What is Norrie Disease and what are the audiologic and/or vestibular findings associated with this disorder?
Norrie Disease is a rare medical condition primarily known for its ocular symptoms. This X-linked recessive inherited disease causes irreversible blindness at or very soon after birth. Partial or complete retinal detachment usually occurs first with a variety of other ocular conditions following. A vascular mass behind the lens results from immature retinal cells filling up space at the back of the eye. Cataracts, iris atrophy, adhesions, corneal opacification, and reduction of globe size are typical during the course of the disease. Eye pain may result. Hearing impairment, as well as cognitive, developmental, mental, behavioral, and medical problems are also known to occur in some individuals diagnosed with this condition.
Mutations or deletions in the NDP gene are believed to cause Norrie Disease. The gene provides instructions to a protein called norrin. Norrin protein is thought to regulate the vascularization of the retina, cochlea, and other systems. Interference with the norrin protein affects the systems and the development and health of supporting structures.
Sensorineural hearing loss occurs in 30% or more of individuals with Norrie Disease. The vasculature to the cochlea is believed to be affected resulting in stria vascularis dysfunction and hearing loss. The loss typically begins in childhood. It often begins as a mild, asymmetric loss progressing to a more severe, symmetrical loss by the individual's third decade of life. Though vestibular disorders have not been reported in the literature, it is plausible that the vascular and development issues described for the eye and hearing systems may also impact the vestibular system.

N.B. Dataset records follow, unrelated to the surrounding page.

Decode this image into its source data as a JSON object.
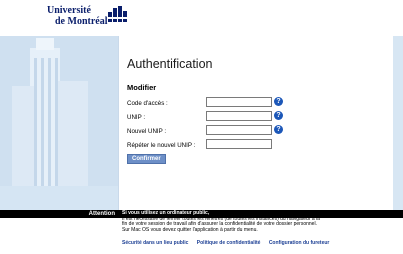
{
  "logo": {
    "line1": "Université",
    "line2": "de Montréal"
  },
  "colors": {
    "brand_navy": "#0a1e6b",
    "band_blue": "#d7e6f3",
    "help_blue": "#1c57b8",
    "button": "#6d8fc7"
  },
  "page": {
    "title": "Authentification",
    "subtitle": "Modifier"
  },
  "form": {
    "fields": [
      {
        "label": "Code d'accès :",
        "value": "",
        "help": "?"
      },
      {
        "label": "UNIP :",
        "value": "",
        "help": "?"
      },
      {
        "label": "Nouvel UNIP :",
        "value": "",
        "help": "?"
      },
      {
        "label": "Répéter le nouvel UNIP :",
        "value": ""
      }
    ],
    "submit_label": "Confirmer"
  },
  "footer": {
    "attention_label": "Attention",
    "notice_heading": "Si vous utilisez un ordinateur public,",
    "notice_lines": [
      "Il est nécessaire de fermer toutes les fenêtres (de toutes les instances) du navigateur à la",
      "fin de votre session de travail afin d'assurer la confidentialité de votre dossier personnel.",
      "Sur Mac OS vous devez quitter l'application à partir du menu."
    ],
    "links": [
      "Sécurité dans un lieu public",
      "Politique de confidentialité",
      "Configuration du fureteur"
    ]
  }
}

Appropriate medical care and early intervention can help assist the individual with Norrie Disease make gains in development. Communication options, hearing aids, cochlear implants, and aural rehabilitation can be explored in relation to the patient's current needs and prognosis.
Websites related to Norrie Disease: www.norries.org and ghr.nlm.nih.gov/condition=norriedisease
Cindy B. Pichler, Au.D., has been an audiologist for more than 20 years. She specializes in pediatric diagnostic audiology in Chicago, Illinois and works with many families who have children with diseases and syndromes that effect hearing and balance. Dr. Pichler serves on the advisory boards of the Healthy Hearing Journal and AudiologyOnline and the Review Board for Audiology Online. She can be contacted via the Audiology Online website.